“Enjoy your time here, share accounts and don’t let them off!” she told delegates.
“Politicians don’t accept meetings with people they don’t want to meet with. They want to hear from you. They will ask you tough questions. Do your best to answer. Say ‘I don’t know’ if you don’t know. Get to your point,” Patrick Gorman advised.
Australia is “lucky enough and wealthy enough” and “smart enough to do more than one thing,” he reminds them.
Nine hours later delegates are halfway through the 89 meetings scheduled for their time in Canberra. One of four scheduled workshops have taken place, along with a Q&A with generous-hearted Labor Senator Claire Moore, and a rather feisty senatorial Question Time.

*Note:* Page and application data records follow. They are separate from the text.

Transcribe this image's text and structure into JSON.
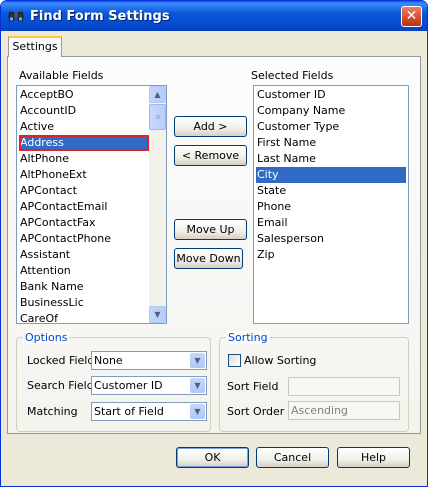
{
  "window": {
    "title": "Find Form Settings",
    "close_symbol": "✕"
  },
  "tabs": [
    {
      "label": "Settings"
    }
  ],
  "available": {
    "label": "Available Fields",
    "items": [
      "AcceptBO",
      "AccountID",
      "Active",
      "Address",
      "AltPhone",
      "AltPhoneExt",
      "APContact",
      "APContactEmail",
      "APContactFax",
      "APContactPhone",
      "Assistant",
      "Attention",
      "Bank Name",
      "BusinessLic",
      "CareOf"
    ],
    "selected_index": 3
  },
  "selected": {
    "label": "Selected Fields",
    "items": [
      "Customer ID",
      "Company Name",
      "Customer Type",
      "First Name",
      "Last Name",
      "City",
      "State",
      "Phone",
      "Email",
      "Salesperson",
      "Zip"
    ],
    "selected_index": 5
  },
  "buttons": {
    "add": "Add >",
    "remove": "< Remove",
    "move_up": "Move Up",
    "move_down": "Move Down",
    "ok": "OK",
    "cancel": "Cancel",
    "help": "Help"
  },
  "options": {
    "title": "Options",
    "locked_field": {
      "label": "Locked Field",
      "value": "None"
    },
    "search_field": {
      "label": "Search Field",
      "value": "Customer ID"
    },
    "matching": {
      "label": "Matching",
      "value": "Start of Field"
    }
  },
  "sorting": {
    "title": "Sorting",
    "allow_sorting": {
      "label": "Allow Sorting",
      "checked": false
    },
    "sort_field": {
      "label": "Sort Field",
      "value": ""
    },
    "sort_order": {
      "label": "Sort Order",
      "value": "Ascending"
    }
  },
  "icons": {
    "title_icon": "binoculars-icon",
    "scroll_up": "▲",
    "scroll_down": "▼",
    "combo_arrow": "▼",
    "thumb_grip": "≡"
  },
  "colors": {
    "selection": "#316ac5",
    "focus_outline": "#e0202a",
    "titlebar": "#0a58d8",
    "group_title": "#0046d5"
  }
}
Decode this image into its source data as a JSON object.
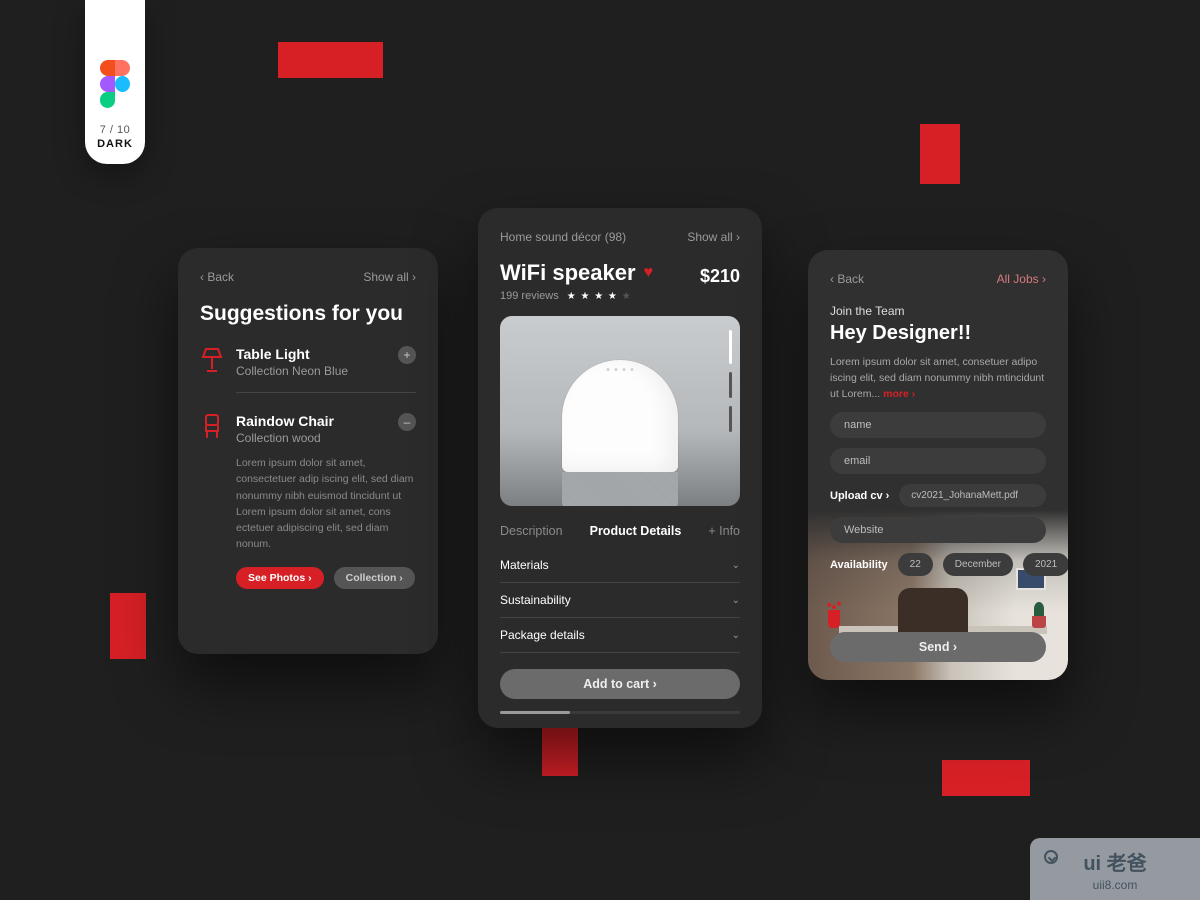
{
  "badge": {
    "count": "7 / 10",
    "mode": "DARK"
  },
  "card1": {
    "back": "‹ Back",
    "showAll": "Show all ›",
    "title": "Suggestions for you",
    "items": [
      {
        "title": "Table Light",
        "sub": "Collection Neon Blue",
        "btn": "+"
      },
      {
        "title": "Raindow Chair",
        "sub": "Collection wood",
        "btn": "–"
      }
    ],
    "lorem": "Lorem ipsum dolor sit amet, consectetuer adip iscing elit, sed diam nonummy nibh euismod tincidunt ut Lorem ipsum dolor sit amet, cons ectetuer adipiscing elit, sed diam nonum.",
    "seePhotos": "See Photos ›",
    "collection": "Collection ›"
  },
  "card2": {
    "breadcrumb": "Home sound décor (98)",
    "showAll": "Show all ›",
    "title": "WiFi speaker",
    "price": "$210",
    "reviewsCount": "199 reviews",
    "starsFilled": 4,
    "starsTotal": 5,
    "tabs": [
      "Description",
      "Product Details",
      "+ Info"
    ],
    "activeTab": 1,
    "accordion": [
      "Materials",
      "Sustainability",
      "Package details"
    ],
    "addToCart": "Add to cart  ›"
  },
  "card3": {
    "back": "‹ Back",
    "allJobs": "All Jobs ›",
    "sub": "Join the Team",
    "title": "Hey Designer!!",
    "lorem": "Lorem ipsum dolor sit amet, consetuer adipo iscing elit, sed diam nonummy nibh mtincidunt ut Lorem...",
    "more": "more ›",
    "fields": {
      "name": "name",
      "email": "email",
      "website": "Website"
    },
    "uploadLabel": "Upload cv ›",
    "uploadFile": "cv2021_JohanaMett.pdf",
    "availLabel": "Availability",
    "avail": {
      "day": "22",
      "month": "December",
      "year": "2021"
    },
    "send": "Send  ›"
  },
  "watermark": {
    "cn": "ui 老爸",
    "url": "uii8.com"
  },
  "colors": {
    "accent": "#d62026",
    "bg": "#1f1f1f",
    "card": "#2b2b2b"
  }
}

Debriefing after their day of meetings, one woman tells me about her meeting with Liberal MP John Alexander, saying that the two days of training from the Micah team had prepared their group to respond to every objection he had raised to their request to increase aid funding.
“I came here with no political experience,” says another delegate.
A mother who has brought her two children shares what it’s like to advocate with her kids.
“So I’m the mother of the sleeping twelve-year-old,” she begins, motioning to her child who has put up a valiant effort all day and finally succumbed to exhaustion.
“We saw Kristina Keneally this morning… and she said that it was the best lobby group meeting she has ever had. And she said ‘I’m not just saying that because of the little ones!’”
Exhausted but excited by their engagement with the process of democracy, delegates headed back to their accommodation for sleep and bed.
Tomorrow, it all starts again for these ordinary Christians who put aside four days to go to the nation’s capital and talk to Australia’s leaders about funding programs they will most likely never see, in countries they may never visit, all for the sake of people they will probably never meet.
Anyone who thinks there’s a lack of vision in Canberra just isn’t looking in the right places.